By Reem Abdellatif
CAIRO: Trade in the Middle East and North Africa (MENA) region is expected to expand 131 percent by the year 2026, with metal products being a “driving force” for the region, according to HSBC’s latest Trade Connections report.
Areas of interest in the sector are expected to be non-crude oil and bitumen products, diamond, gold as well as crude oil.
With these rising trends, the region’s governments are looking to expand trade and eyeing sources other than fossil fuels, the report stated.
Egypt, the region’s largest economy, is anticipated to be the fastest growing exporter and importer, expanding trade by 167.40 percent, if the country does not witness further political turmoil.
“Egypt has all the fundamentals for the vibrant economy despite the challenges that it has recently faced, Egypt is part of a region that is increasingly on the radar of international investors, and has a strategic location that connects the East and the West,” Halla Sakr, deputy chief executive officer of HSBC Egypt, said in the bank’s statement.
The country’s flat rolled iron and steel, for example, will be the largest and fastest growing export product with a growth of 21.70 percent over the coming five years, the report stated.
Sakr said the data underlines belief in Egypt’s long-term potential as one of the strategic markets in the region as well as a “priority” country for HSBC group.
While the region’s trade will grow faster than global trade over the same period, the study predicts that the current largest MENA trading partners will continue to be the US, China and India, focusing on the dominance of oil, hydrocarbons and gas.
However, while most of the world’s crude oil resources are fixated in MENA, bank officials underlined the importance of other opportunities.
“While two-thirds of the world’s discovered crude oil reserves are in the MENA region, we shouldn’t just see the region as a pure hydrocarbon story when we look at long-term trade,” Tim Reid, regional head of commercial banking at HSBC Middle East, said in the report.
The pace of industrial growth in MENA overall will continue to grow as the region witnesses an increase in the importance of steel and iron.
Saudi Arabia, as a major player in the region’s economy, is expected to grow by 107.12 percent by 2026 with export trade increasing 5.52 percent in the next five years and imports rising 6.99 percent.

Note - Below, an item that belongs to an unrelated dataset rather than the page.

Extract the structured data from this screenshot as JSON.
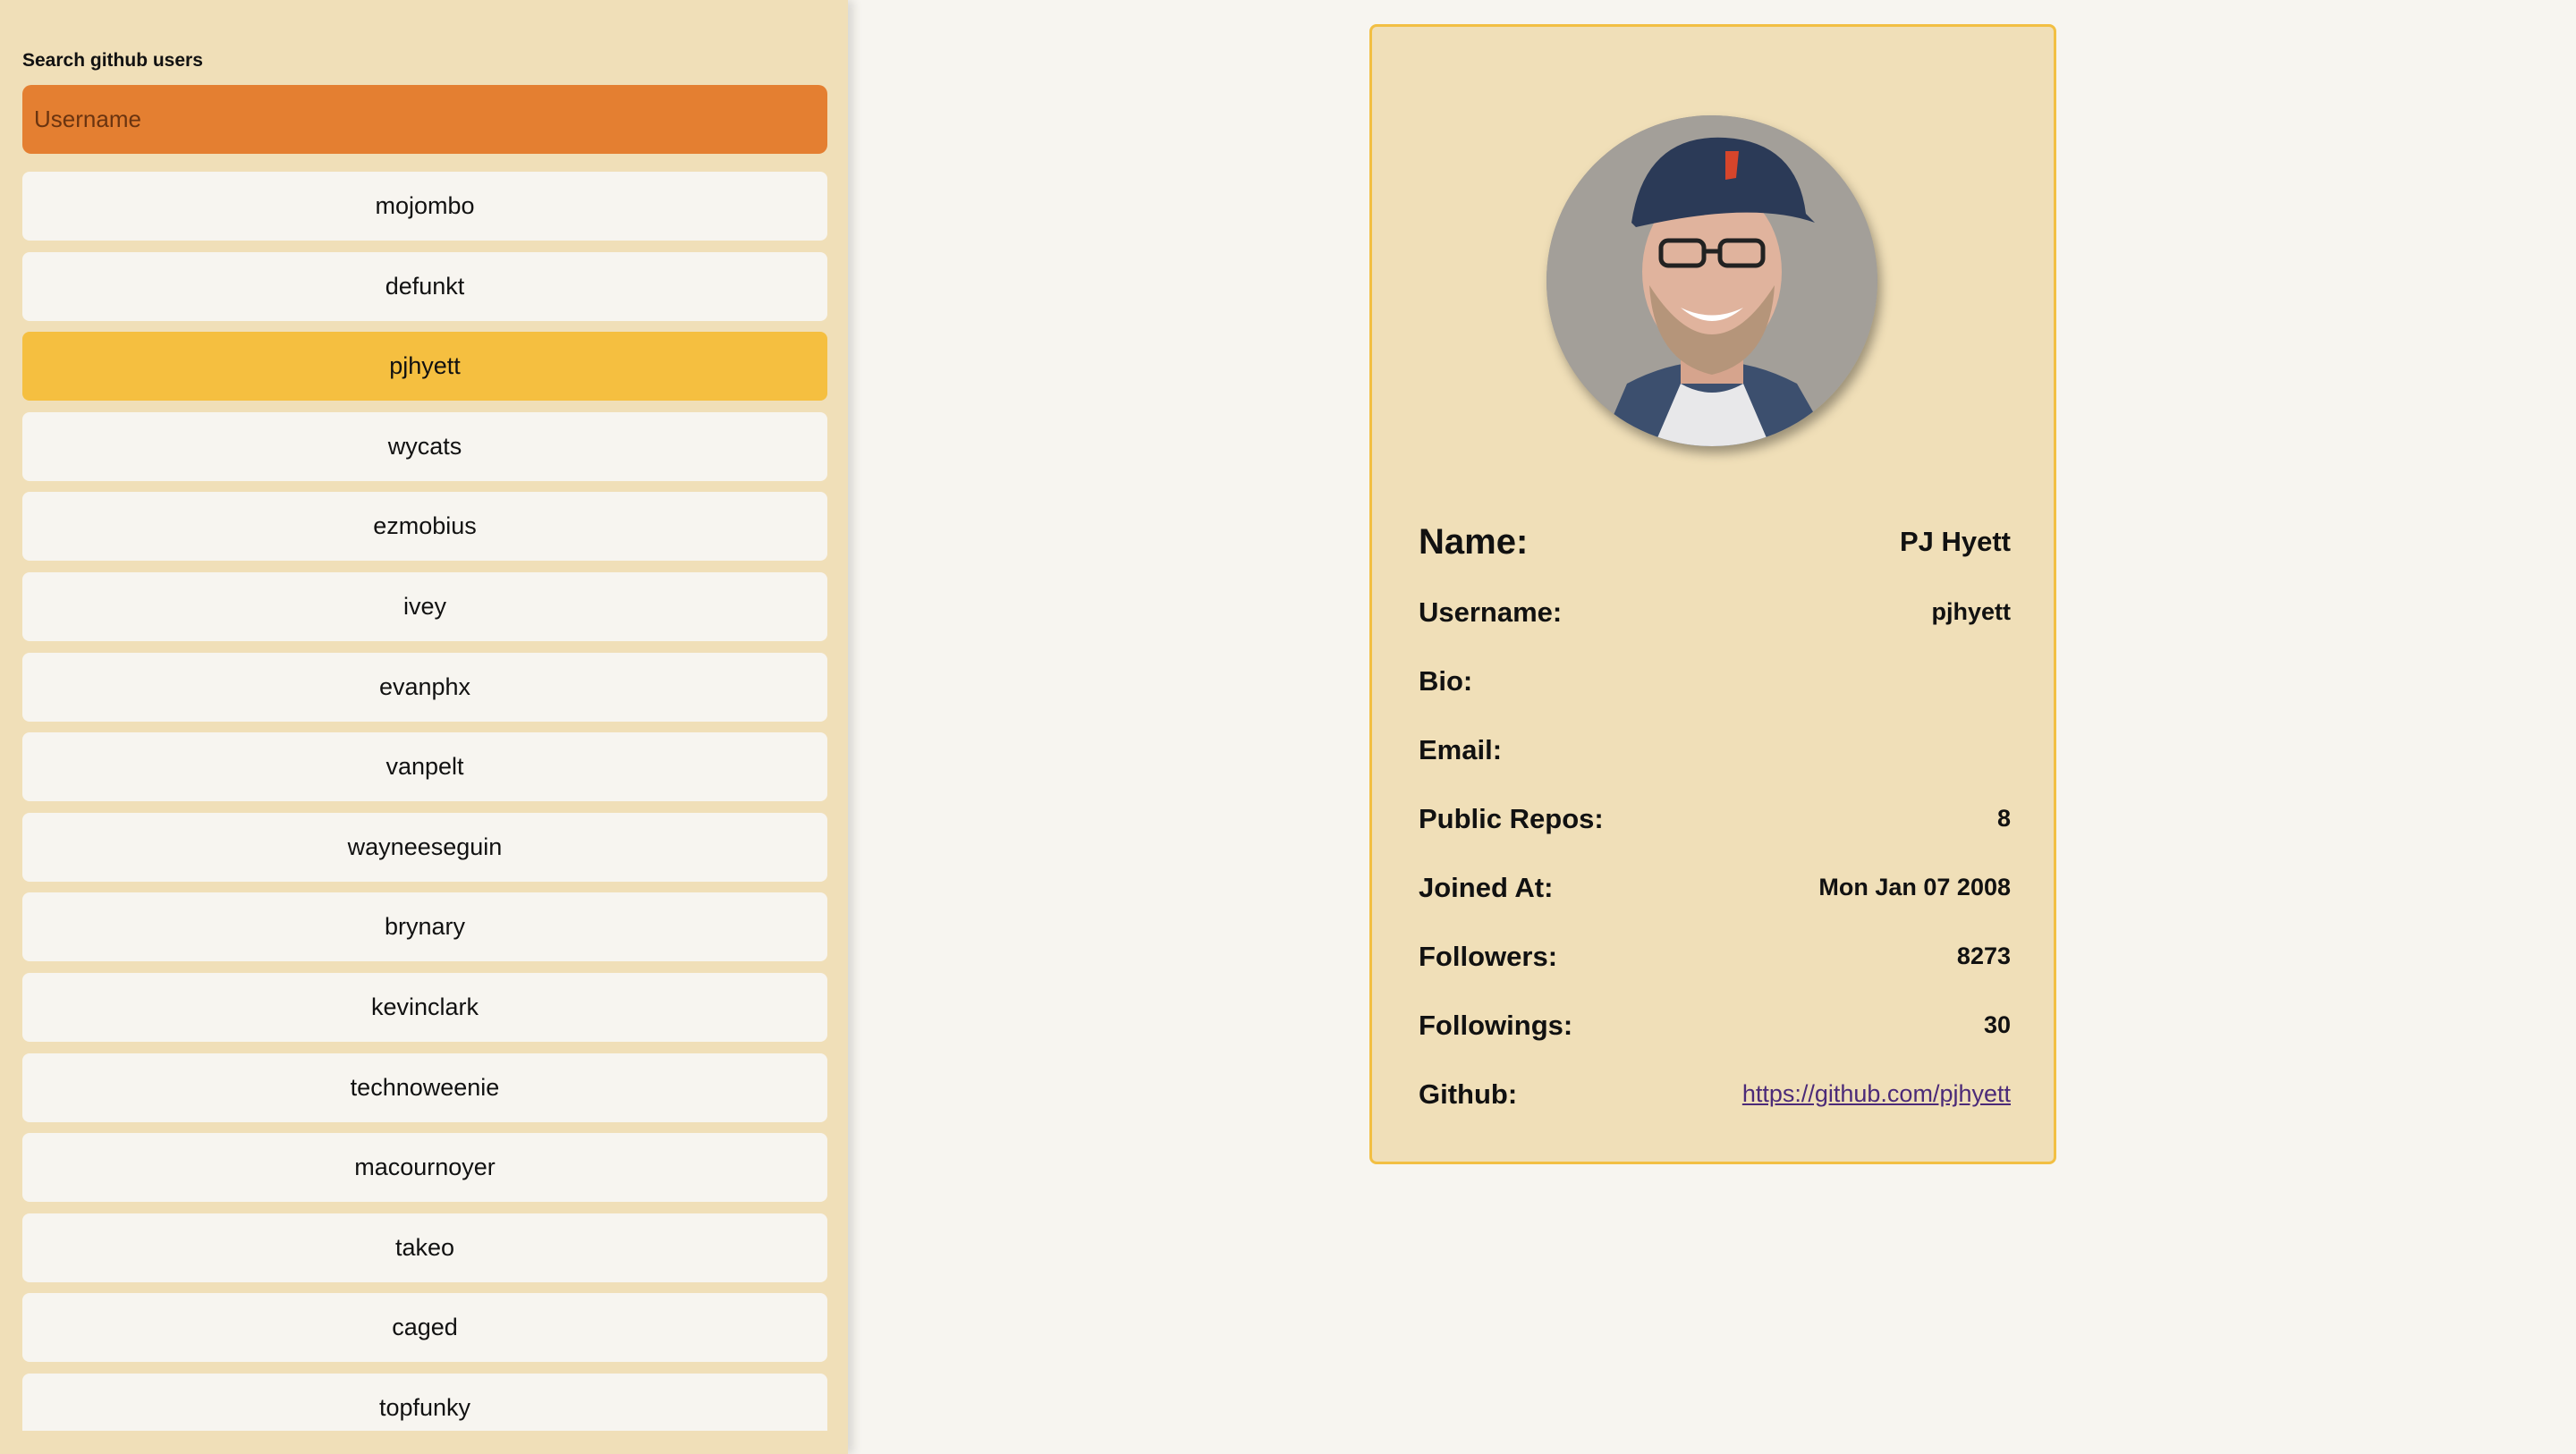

Despite the region’s political upheaval, the global economic downturn, as well as the Eurozone debt crisis, Saudi Arabia fared reasonably well in the past year, according to the report.
The United Arab Emirates is also predicted to see a huge trade boost with a 5.52 percent increase annually over the next 15 years. Overall trade is expected to grow 124.03 percent by 2026.
In the UAE, however, progress will be fuelled by the “emergence” of trade in electrical apparatus, aircraft, jewelry and oil derived products.
Qatar, which has also fared relatively well despite the global economic downturn and the region’s political turmoil, is predicted to see trade grow 150.74 percent by 2026 and substantially faster than the world over the next 15 years.
“This is due to a strong economic position compared to other countries in the past four years,” the statement said. “Qatar fared well throughout 2011 despite the global economic downturn and the Eurozone debt crisis. In 2012, the country’s general outlook remains positive.”
The most lucrative sectors for MENA for the next five years will be commodities such as ore, lead, rice, wheat and iron ore.
“The region is also developing its own dairy sector and building trade routes from Europe and Africa to enhance its food security and self-sufficiency,” said the report.
“This is shown in the 9.39 percent forecast growth in that sector.”